The White Rock BIA has put out an advisory, the RCMP is telling business owners to stay cognizant and a small shop owner considers himself lucky after dodging what he is confident was a $3,500 scam.
Pav Manchanda, owner of The Handpicked Home, said three women entered his store, at 1406 Johnston Rd., on Aug. 2 and picked out $351 worth of items.
After the customer asked to pay by credit card, the cashier rang up the purchase and passed the debit machine to the customer, Manchanda told Peace Arch News last week.
Manchanda alleges that while two of the women distracted the two employees who were working at the time, the customer manipulated the debit machine.
“She was clicking around for a bit of time. What she managed to do was switch the amount to $3,510, and at the same time, do an override on the machine so it would not require a PIN,” Manchanda said.
“That’s possible if you have the supervisor code for the machine.”
Manchanda said every debit machine comes with the same, default supervisor code.
“The receipt came out, and all that was required was a signature,” Manchanda said. “While she was doing this, the other two were distracting staff by asking questions about the jewelry, getting staff attention away from their friend.
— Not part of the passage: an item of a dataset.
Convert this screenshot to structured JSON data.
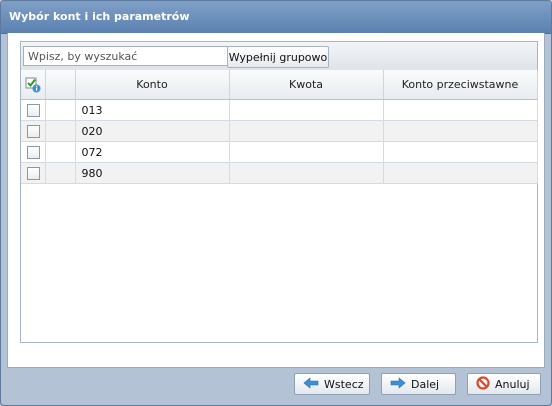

“She signed it, and at that time, our staff realized it was for $3,000.”
The woman requested a refund, but insisted it be put on her debit card, Manchanda said.
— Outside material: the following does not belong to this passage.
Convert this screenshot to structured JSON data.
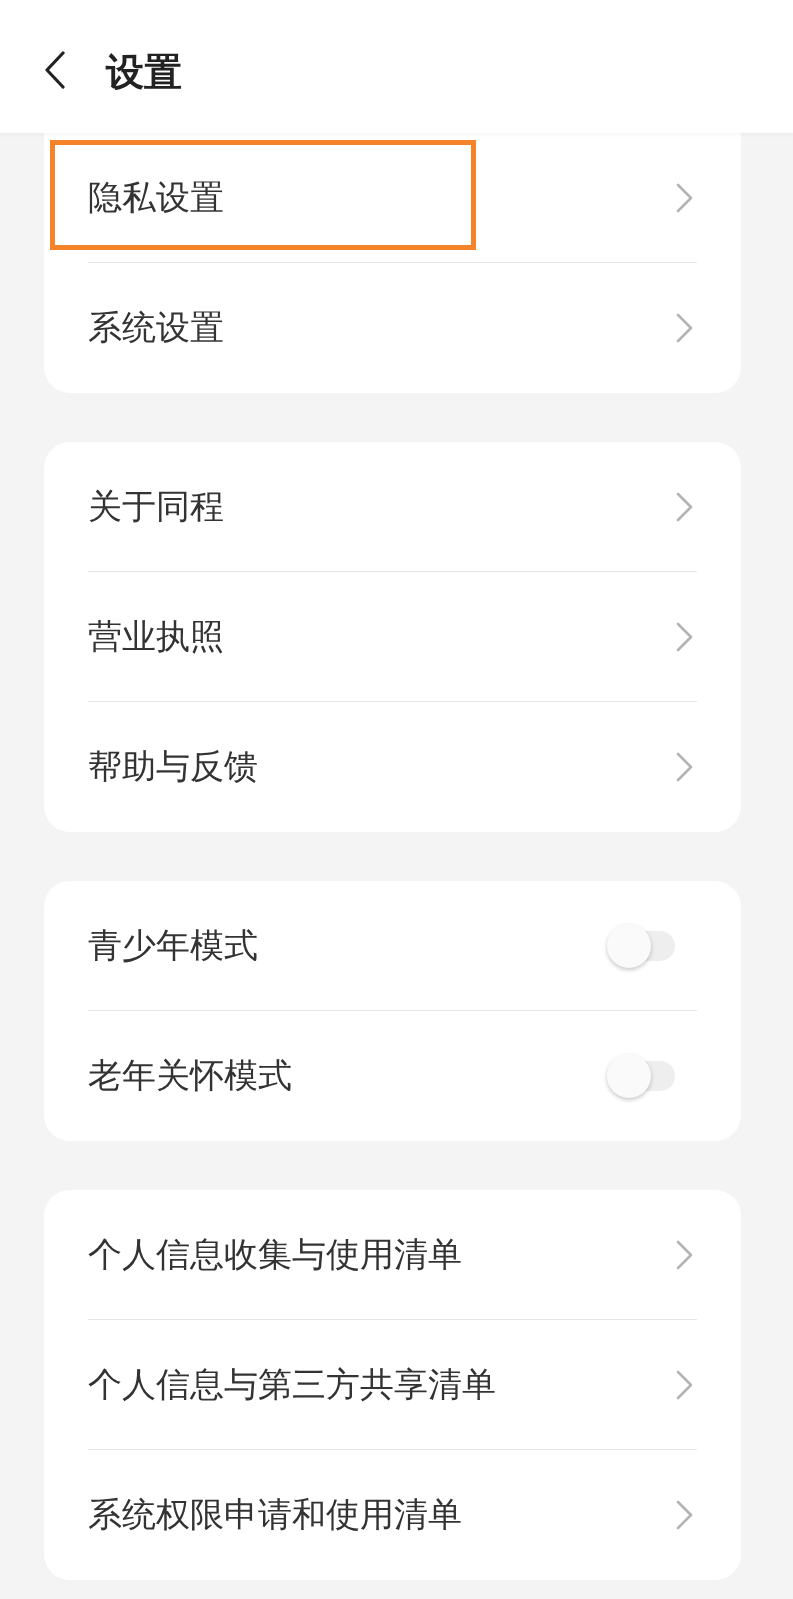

“They paid with a credit card – that was most likely stolen – then they wanted a refund on a debit card,” Manchanda alleged.
Manchanda, who wasn’t in the shop at the time but attended after receiving a call from his employees requesting his help because of the unusual situation.
While dealing with the customers requesting a refund, a call came in to the business from staff at Flowers and Company, which is located a few doors down Johnston Road.
The three women had allegedly attempted the same transaction there before moving to Handpicked Home, staff were told.
Manchanda said the owners of Flowers and Company told him to not do a refund, but instead void the transaction – a step Manchanda said he was ultimately able to do after calling the credit card company and explaining the situation.
The women left Handpicked Home emptyhanded after Manchanda put the customer on the phone with the credit card company, Manchanda said.
Manchanda said he’s thankful that his shop learned a lesson without paying for it, however, he was critical of White Rock RCMP response time.
“The flower shop had called the police to let them know that this was happening. I knew that the police were called so I was stalling as much as possible, ” Manchanda said.
“There was a half hour that went by and then the police showed up. I don’t know what they heck they were doing, to be honest. We didn’t get any type of response. They could have been caught. Now it’s all speculation. We don’t have proof that the credit card was stolen.”
White Rock RCMP Sgt. Rob Dixon did not comment on the response-time concern, but confirmed to PAN Tuesday that there is an ongoing investigation.
He said the incident is a reminder to city business owners to be on the alert.
“These types of frauds are fairly common, just be cognizant of it,” Dixon said.
The White Rock BIA issued a “fraud alert” to its members on Aug. 3.
“Call 911 if you see suspicious activity – we want the police to know so that you and other local businesses can be protected,” the emailed notice states.
In a post to Handpicked Home’s Facebook page, co-owner Piya Sandhu shared details of what transpired, and thanked Flowers and Company.
“To my unbelievably dedicated staff (and husband!) who handled the situation like champions – holy cow. I owe you my life. To the wonderful Flowers and Company next door who saved us – a bear hug awaits you. Thank you!” the post states.